> **Data provided**
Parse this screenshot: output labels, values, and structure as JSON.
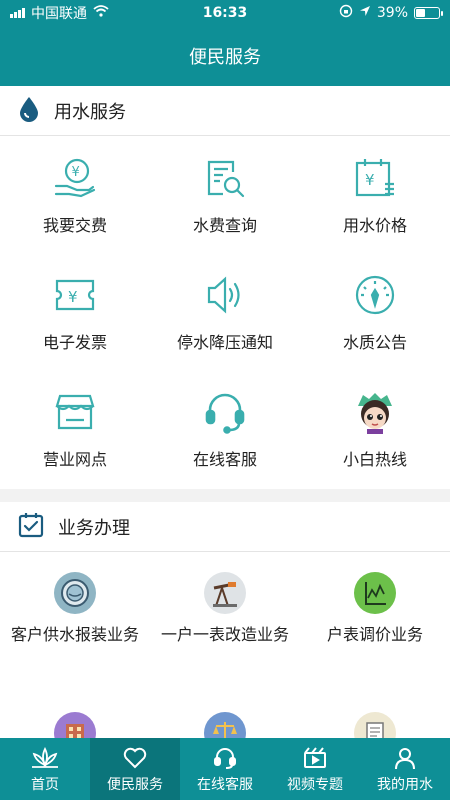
{
  "status_bar": {
    "carrier": "中国联通",
    "time": "16:33",
    "battery": "39%",
    "battery_level": 0.39
  },
  "nav": {
    "title": "便民服务"
  },
  "water_service": {
    "title": "用水服务",
    "items": [
      {
        "label": "我要交费",
        "icon": "payment-hand-icon"
      },
      {
        "label": "水费查询",
        "icon": "bill-search-icon"
      },
      {
        "label": "用水价格",
        "icon": "price-calendar-icon"
      },
      {
        "label": "电子发票",
        "icon": "invoice-ticket-icon"
      },
      {
        "label": "停水降压通知",
        "icon": "speaker-icon"
      },
      {
        "label": "水质公告",
        "icon": "gauge-icon"
      },
      {
        "label": "营业网点",
        "icon": "store-icon"
      },
      {
        "label": "在线客服",
        "icon": "headset-icon"
      },
      {
        "label": "小白热线",
        "icon": "mascot-icon"
      }
    ]
  },
  "business": {
    "title": "业务办理",
    "items": [
      {
        "label": "客户供水报装业务",
        "icon": "water-meter-icon"
      },
      {
        "label": "一户一表改造业务",
        "icon": "pump-icon"
      },
      {
        "label": "户表调价业务",
        "icon": "chart-icon"
      },
      {
        "label": "",
        "icon": "building-icon"
      },
      {
        "label": "",
        "icon": "scale-icon"
      },
      {
        "label": "",
        "icon": "document-icon"
      }
    ]
  },
  "tabs": [
    {
      "label": "首页",
      "icon": "lotus-icon"
    },
    {
      "label": "便民服务",
      "icon": "heart-icon",
      "active": true
    },
    {
      "label": "在线客服",
      "icon": "headset-icon"
    },
    {
      "label": "视频专题",
      "icon": "video-icon"
    },
    {
      "label": "我的用水",
      "icon": "person-icon"
    }
  ],
  "colors": {
    "primary": "#0e8f96",
    "icon_teal": "#3aaeae"
  }
}
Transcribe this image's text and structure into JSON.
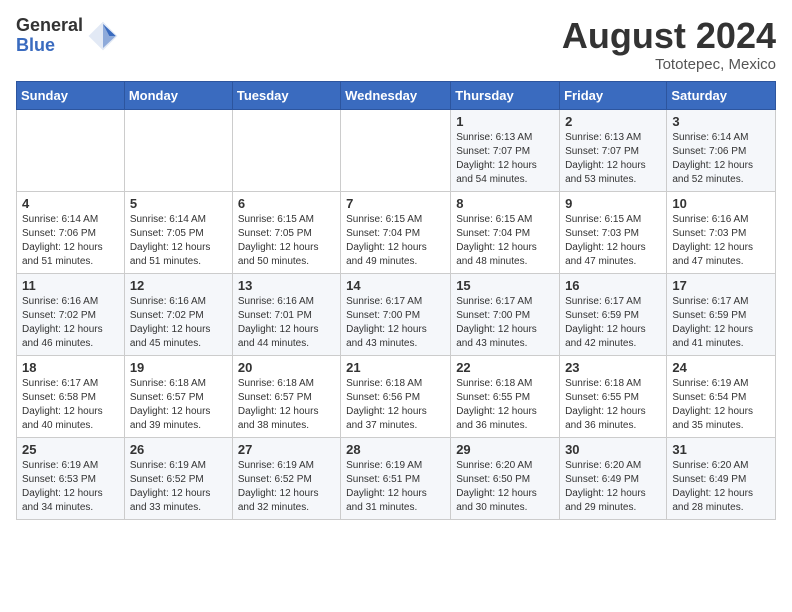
{
  "logo": {
    "general": "General",
    "blue": "Blue"
  },
  "header": {
    "month_year": "August 2024",
    "location": "Tototepec, Mexico"
  },
  "weekdays": [
    "Sunday",
    "Monday",
    "Tuesday",
    "Wednesday",
    "Thursday",
    "Friday",
    "Saturday"
  ],
  "weeks": [
    [
      {
        "day": "",
        "info": ""
      },
      {
        "day": "",
        "info": ""
      },
      {
        "day": "",
        "info": ""
      },
      {
        "day": "",
        "info": ""
      },
      {
        "day": "1",
        "info": "Sunrise: 6:13 AM\nSunset: 7:07 PM\nDaylight: 12 hours\nand 54 minutes."
      },
      {
        "day": "2",
        "info": "Sunrise: 6:13 AM\nSunset: 7:07 PM\nDaylight: 12 hours\nand 53 minutes."
      },
      {
        "day": "3",
        "info": "Sunrise: 6:14 AM\nSunset: 7:06 PM\nDaylight: 12 hours\nand 52 minutes."
      }
    ],
    [
      {
        "day": "4",
        "info": "Sunrise: 6:14 AM\nSunset: 7:06 PM\nDaylight: 12 hours\nand 51 minutes."
      },
      {
        "day": "5",
        "info": "Sunrise: 6:14 AM\nSunset: 7:05 PM\nDaylight: 12 hours\nand 51 minutes."
      },
      {
        "day": "6",
        "info": "Sunrise: 6:15 AM\nSunset: 7:05 PM\nDaylight: 12 hours\nand 50 minutes."
      },
      {
        "day": "7",
        "info": "Sunrise: 6:15 AM\nSunset: 7:04 PM\nDaylight: 12 hours\nand 49 minutes."
      },
      {
        "day": "8",
        "info": "Sunrise: 6:15 AM\nSunset: 7:04 PM\nDaylight: 12 hours\nand 48 minutes."
      },
      {
        "day": "9",
        "info": "Sunrise: 6:15 AM\nSunset: 7:03 PM\nDaylight: 12 hours\nand 47 minutes."
      },
      {
        "day": "10",
        "info": "Sunrise: 6:16 AM\nSunset: 7:03 PM\nDaylight: 12 hours\nand 47 minutes."
      }
    ],
    [
      {
        "day": "11",
        "info": "Sunrise: 6:16 AM\nSunset: 7:02 PM\nDaylight: 12 hours\nand 46 minutes."
      },
      {
        "day": "12",
        "info": "Sunrise: 6:16 AM\nSunset: 7:02 PM\nDaylight: 12 hours\nand 45 minutes."
      },
      {
        "day": "13",
        "info": "Sunrise: 6:16 AM\nSunset: 7:01 PM\nDaylight: 12 hours\nand 44 minutes."
      },
      {
        "day": "14",
        "info": "Sunrise: 6:17 AM\nSunset: 7:00 PM\nDaylight: 12 hours\nand 43 minutes."
      },
      {
        "day": "15",
        "info": "Sunrise: 6:17 AM\nSunset: 7:00 PM\nDaylight: 12 hours\nand 43 minutes."
      },
      {
        "day": "16",
        "info": "Sunrise: 6:17 AM\nSunset: 6:59 PM\nDaylight: 12 hours\nand 42 minutes."
      },
      {
        "day": "17",
        "info": "Sunrise: 6:17 AM\nSunset: 6:59 PM\nDaylight: 12 hours\nand 41 minutes."
      }
    ],
    [
      {
        "day": "18",
        "info": "Sunrise: 6:17 AM\nSunset: 6:58 PM\nDaylight: 12 hours\nand 40 minutes."
      },
      {
        "day": "19",
        "info": "Sunrise: 6:18 AM\nSunset: 6:57 PM\nDaylight: 12 hours\nand 39 minutes."
      },
      {
        "day": "20",
        "info": "Sunrise: 6:18 AM\nSunset: 6:57 PM\nDaylight: 12 hours\nand 38 minutes."
      },
      {
        "day": "21",
        "info": "Sunrise: 6:18 AM\nSunset: 6:56 PM\nDaylight: 12 hours\nand 37 minutes."
      },
      {
        "day": "22",
        "info": "Sunrise: 6:18 AM\nSunset: 6:55 PM\nDaylight: 12 hours\nand 36 minutes."
      },
      {
        "day": "23",
        "info": "Sunrise: 6:18 AM\nSunset: 6:55 PM\nDaylight: 12 hours\nand 36 minutes."
      },
      {
        "day": "24",
        "info": "Sunrise: 6:19 AM\nSunset: 6:54 PM\nDaylight: 12 hours\nand 35 minutes."
      }
    ],
    [
      {
        "day": "25",
        "info": "Sunrise: 6:19 AM\nSunset: 6:53 PM\nDaylight: 12 hours\nand 34 minutes."
      },
      {
        "day": "26",
        "info": "Sunrise: 6:19 AM\nSunset: 6:52 PM\nDaylight: 12 hours\nand 33 minutes."
      },
      {
        "day": "27",
        "info": "Sunrise: 6:19 AM\nSunset: 6:52 PM\nDaylight: 12 hours\nand 32 minutes."
      },
      {
        "day": "28",
        "info": "Sunrise: 6:19 AM\nSunset: 6:51 PM\nDaylight: 12 hours\nand 31 minutes."
      },
      {
        "day": "29",
        "info": "Sunrise: 6:20 AM\nSunset: 6:50 PM\nDaylight: 12 hours\nand 30 minutes."
      },
      {
        "day": "30",
        "info": "Sunrise: 6:20 AM\nSunset: 6:49 PM\nDaylight: 12 hours\nand 29 minutes."
      },
      {
        "day": "31",
        "info": "Sunrise: 6:20 AM\nSunset: 6:49 PM\nDaylight: 12 hours\nand 28 minutes."
      }
    ]
  ]
}
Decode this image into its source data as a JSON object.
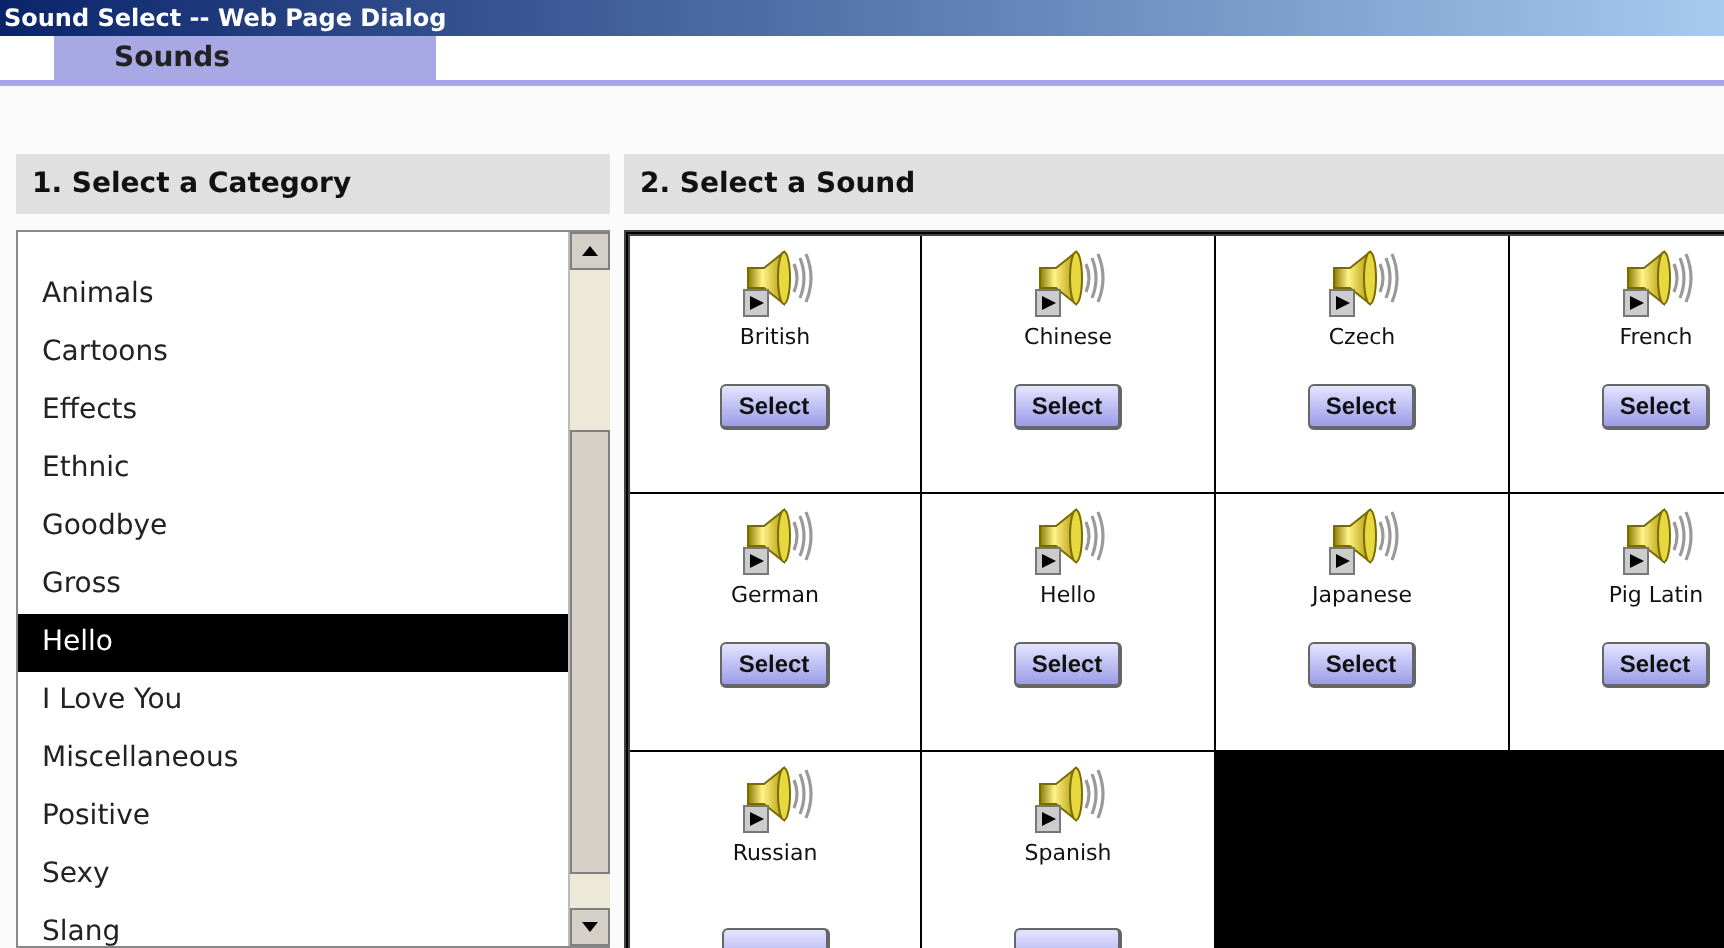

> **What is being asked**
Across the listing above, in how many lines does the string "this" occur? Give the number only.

> **Answer area**
3